__INPUT MATERIAL__.

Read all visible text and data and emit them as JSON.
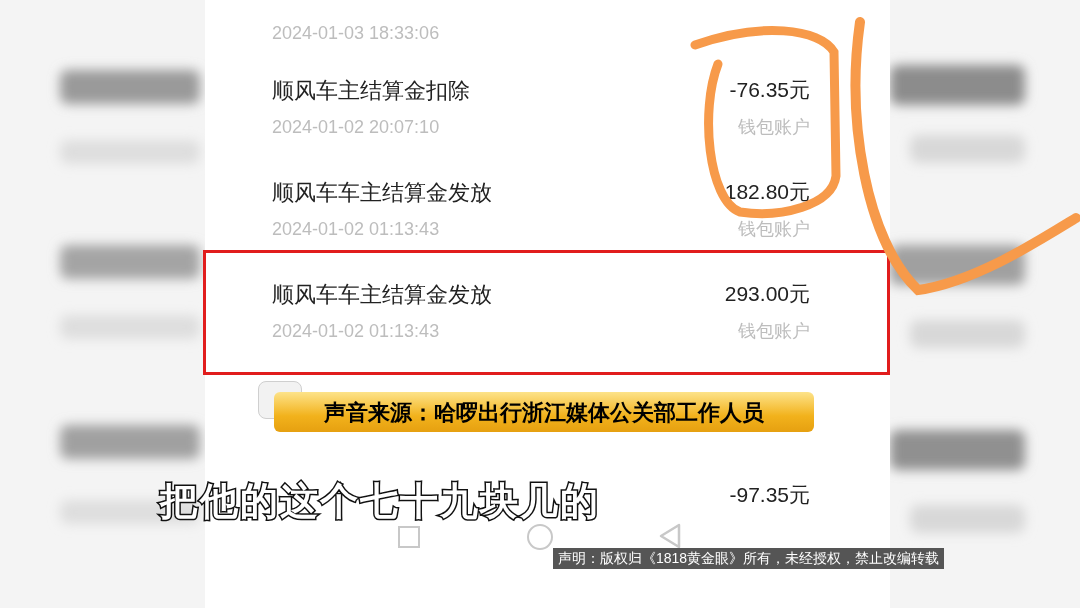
{
  "transactions": [
    {
      "time": "2024-01-03 18:33:06",
      "highlighted": false
    },
    {
      "title": "顺风车主结算金扣除",
      "amount": "-76.35元",
      "time": "2024-01-02 20:07:10",
      "account": "钱包账户",
      "highlighted": false
    },
    {
      "title": "顺风车车主结算金发放",
      "amount": "182.80元",
      "time": "2024-01-02 01:13:43",
      "account": "钱包账户",
      "highlighted": false
    },
    {
      "title": "顺风车车主结算金发放",
      "amount": "293.00元",
      "time": "2024-01-02 01:13:43",
      "account": "钱包账户",
      "highlighted": true
    },
    {
      "amount": "-97.35元",
      "highlighted": false
    }
  ],
  "caption": {
    "label": "声音来源：哈啰出行浙江媒体公关部工作人员"
  },
  "subtitle": "把他的这个七十九块几的",
  "disclaimer": "声明：版权归《1818黄金眼》所有，未经授权，禁止改编转载"
}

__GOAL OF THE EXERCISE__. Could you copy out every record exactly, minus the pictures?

__SOLUTION TO THE EXERCISE__.
Read all visible text and data and emit them as JSON.
{
  "transactions": [
    {
      "time": "2024-01-03 18:33:06",
      "highlighted": false
    },
    {
      "title": "顺风车主结算金扣除",
      "amount": "-76.35元",
      "time": "2024-01-02 20:07:10",
      "account": "钱包账户",
      "highlighted": false
    },
    {
      "title": "顺风车车主结算金发放",
      "amount": "182.80元",
      "time": "2024-01-02 01:13:43",
      "account": "钱包账户",
      "highlighted": false
    },
    {
      "title": "顺风车车主结算金发放",
      "amount": "293.00元",
      "time": "2024-01-02 01:13:43",
      "account": "钱包账户",
      "highlighted": true
    },
    {
      "amount": "-97.35元",
      "highlighted": false
    }
  ],
  "caption": {
    "label": "声音来源：哈啰出行浙江媒体公关部工作人员"
  },
  "subtitle": "把他的这个七十九块几的",
  "disclaimer": "声明：版权归《1818黄金眼》所有，未经授权，禁止改编转载"
}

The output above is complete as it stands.